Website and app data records
☆ ☆ ☆
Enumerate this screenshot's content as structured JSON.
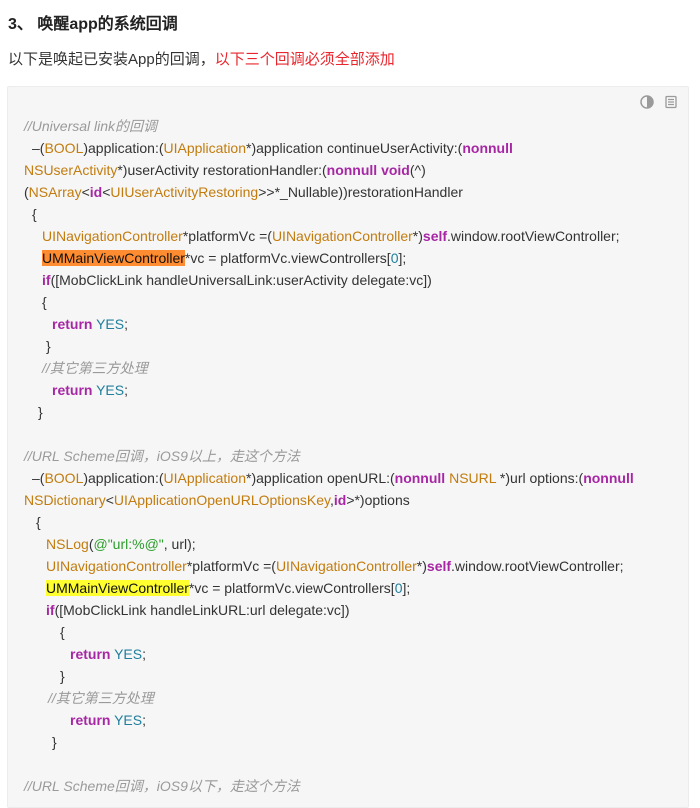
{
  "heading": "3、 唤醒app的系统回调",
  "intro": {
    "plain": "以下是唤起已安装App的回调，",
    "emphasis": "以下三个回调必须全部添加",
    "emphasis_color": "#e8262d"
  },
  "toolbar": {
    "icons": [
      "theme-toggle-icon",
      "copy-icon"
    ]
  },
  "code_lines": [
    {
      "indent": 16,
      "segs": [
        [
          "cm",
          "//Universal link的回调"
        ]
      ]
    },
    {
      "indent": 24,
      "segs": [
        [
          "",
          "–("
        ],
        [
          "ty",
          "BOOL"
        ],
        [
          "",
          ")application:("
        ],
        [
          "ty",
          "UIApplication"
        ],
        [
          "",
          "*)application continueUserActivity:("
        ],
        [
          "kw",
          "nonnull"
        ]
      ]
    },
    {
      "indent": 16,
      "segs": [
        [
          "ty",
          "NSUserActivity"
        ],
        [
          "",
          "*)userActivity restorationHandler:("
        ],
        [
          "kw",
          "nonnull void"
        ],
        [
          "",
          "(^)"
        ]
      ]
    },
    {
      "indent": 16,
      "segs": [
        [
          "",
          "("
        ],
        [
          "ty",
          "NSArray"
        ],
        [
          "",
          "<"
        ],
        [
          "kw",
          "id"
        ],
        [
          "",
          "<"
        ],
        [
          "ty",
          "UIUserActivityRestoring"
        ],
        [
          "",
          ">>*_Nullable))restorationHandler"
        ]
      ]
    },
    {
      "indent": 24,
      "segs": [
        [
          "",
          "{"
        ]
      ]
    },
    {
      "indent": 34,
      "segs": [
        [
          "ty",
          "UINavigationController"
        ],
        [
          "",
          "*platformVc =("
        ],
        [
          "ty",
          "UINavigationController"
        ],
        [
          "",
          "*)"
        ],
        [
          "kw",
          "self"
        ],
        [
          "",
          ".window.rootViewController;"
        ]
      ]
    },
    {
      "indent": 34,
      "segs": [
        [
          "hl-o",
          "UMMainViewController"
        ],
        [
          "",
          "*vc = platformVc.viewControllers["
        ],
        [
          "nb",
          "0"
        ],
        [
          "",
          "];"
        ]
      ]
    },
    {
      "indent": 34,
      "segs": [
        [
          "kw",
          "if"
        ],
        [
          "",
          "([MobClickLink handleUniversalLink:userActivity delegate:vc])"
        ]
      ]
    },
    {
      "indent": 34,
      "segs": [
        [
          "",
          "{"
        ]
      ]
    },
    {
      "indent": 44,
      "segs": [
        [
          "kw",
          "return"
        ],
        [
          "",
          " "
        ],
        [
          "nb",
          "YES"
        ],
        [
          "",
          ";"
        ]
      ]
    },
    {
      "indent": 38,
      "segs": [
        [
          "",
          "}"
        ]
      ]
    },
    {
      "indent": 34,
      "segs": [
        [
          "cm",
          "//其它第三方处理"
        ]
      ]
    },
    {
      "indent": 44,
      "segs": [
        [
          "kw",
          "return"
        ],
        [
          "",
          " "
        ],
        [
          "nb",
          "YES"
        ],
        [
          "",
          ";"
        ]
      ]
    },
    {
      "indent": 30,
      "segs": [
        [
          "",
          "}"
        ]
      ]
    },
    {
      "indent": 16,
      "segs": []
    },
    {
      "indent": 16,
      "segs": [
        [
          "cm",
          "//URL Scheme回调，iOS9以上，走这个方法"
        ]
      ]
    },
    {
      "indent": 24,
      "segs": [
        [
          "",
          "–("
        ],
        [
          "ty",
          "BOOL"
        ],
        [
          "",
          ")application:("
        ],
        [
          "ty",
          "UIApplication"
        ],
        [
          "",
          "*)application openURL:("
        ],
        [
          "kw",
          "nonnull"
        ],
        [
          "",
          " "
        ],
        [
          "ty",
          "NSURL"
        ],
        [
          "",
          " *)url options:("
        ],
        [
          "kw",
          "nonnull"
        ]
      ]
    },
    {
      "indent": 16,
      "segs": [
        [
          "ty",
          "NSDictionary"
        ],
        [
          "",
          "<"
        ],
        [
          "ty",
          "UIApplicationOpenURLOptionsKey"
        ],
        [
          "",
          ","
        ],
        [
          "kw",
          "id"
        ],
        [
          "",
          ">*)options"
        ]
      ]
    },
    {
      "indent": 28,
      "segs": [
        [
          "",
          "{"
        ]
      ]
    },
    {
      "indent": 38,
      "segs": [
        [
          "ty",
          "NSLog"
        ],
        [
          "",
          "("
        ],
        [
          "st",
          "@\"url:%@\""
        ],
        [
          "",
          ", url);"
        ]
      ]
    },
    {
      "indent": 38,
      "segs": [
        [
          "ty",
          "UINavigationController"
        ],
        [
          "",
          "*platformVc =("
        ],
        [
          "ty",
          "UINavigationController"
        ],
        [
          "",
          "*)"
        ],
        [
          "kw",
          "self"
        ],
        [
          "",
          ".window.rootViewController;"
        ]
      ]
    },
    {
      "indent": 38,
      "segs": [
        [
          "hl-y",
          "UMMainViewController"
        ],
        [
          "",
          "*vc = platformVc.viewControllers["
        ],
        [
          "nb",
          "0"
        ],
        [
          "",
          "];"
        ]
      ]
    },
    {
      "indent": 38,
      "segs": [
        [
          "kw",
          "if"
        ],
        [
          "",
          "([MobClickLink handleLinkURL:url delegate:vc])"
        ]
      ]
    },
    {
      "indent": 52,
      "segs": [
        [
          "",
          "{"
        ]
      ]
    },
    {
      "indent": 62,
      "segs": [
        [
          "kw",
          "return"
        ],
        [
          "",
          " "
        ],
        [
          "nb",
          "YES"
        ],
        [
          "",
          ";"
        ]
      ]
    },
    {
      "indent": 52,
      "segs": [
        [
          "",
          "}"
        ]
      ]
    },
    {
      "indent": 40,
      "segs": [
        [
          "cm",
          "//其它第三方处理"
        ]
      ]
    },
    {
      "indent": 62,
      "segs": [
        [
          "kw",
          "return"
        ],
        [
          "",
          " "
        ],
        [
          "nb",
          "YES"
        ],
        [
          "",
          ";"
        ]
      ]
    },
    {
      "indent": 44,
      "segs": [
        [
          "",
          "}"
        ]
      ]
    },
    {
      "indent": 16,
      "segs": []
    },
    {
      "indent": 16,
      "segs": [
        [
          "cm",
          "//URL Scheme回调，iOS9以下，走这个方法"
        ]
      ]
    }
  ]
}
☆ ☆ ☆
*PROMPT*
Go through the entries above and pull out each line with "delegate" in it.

*EXERCISE RESPONSE*
          "([MobClickLink handleUniversalLink:userActivity delegate:vc])"
          "([MobClickLink handleLinkURL:url delegate:vc])"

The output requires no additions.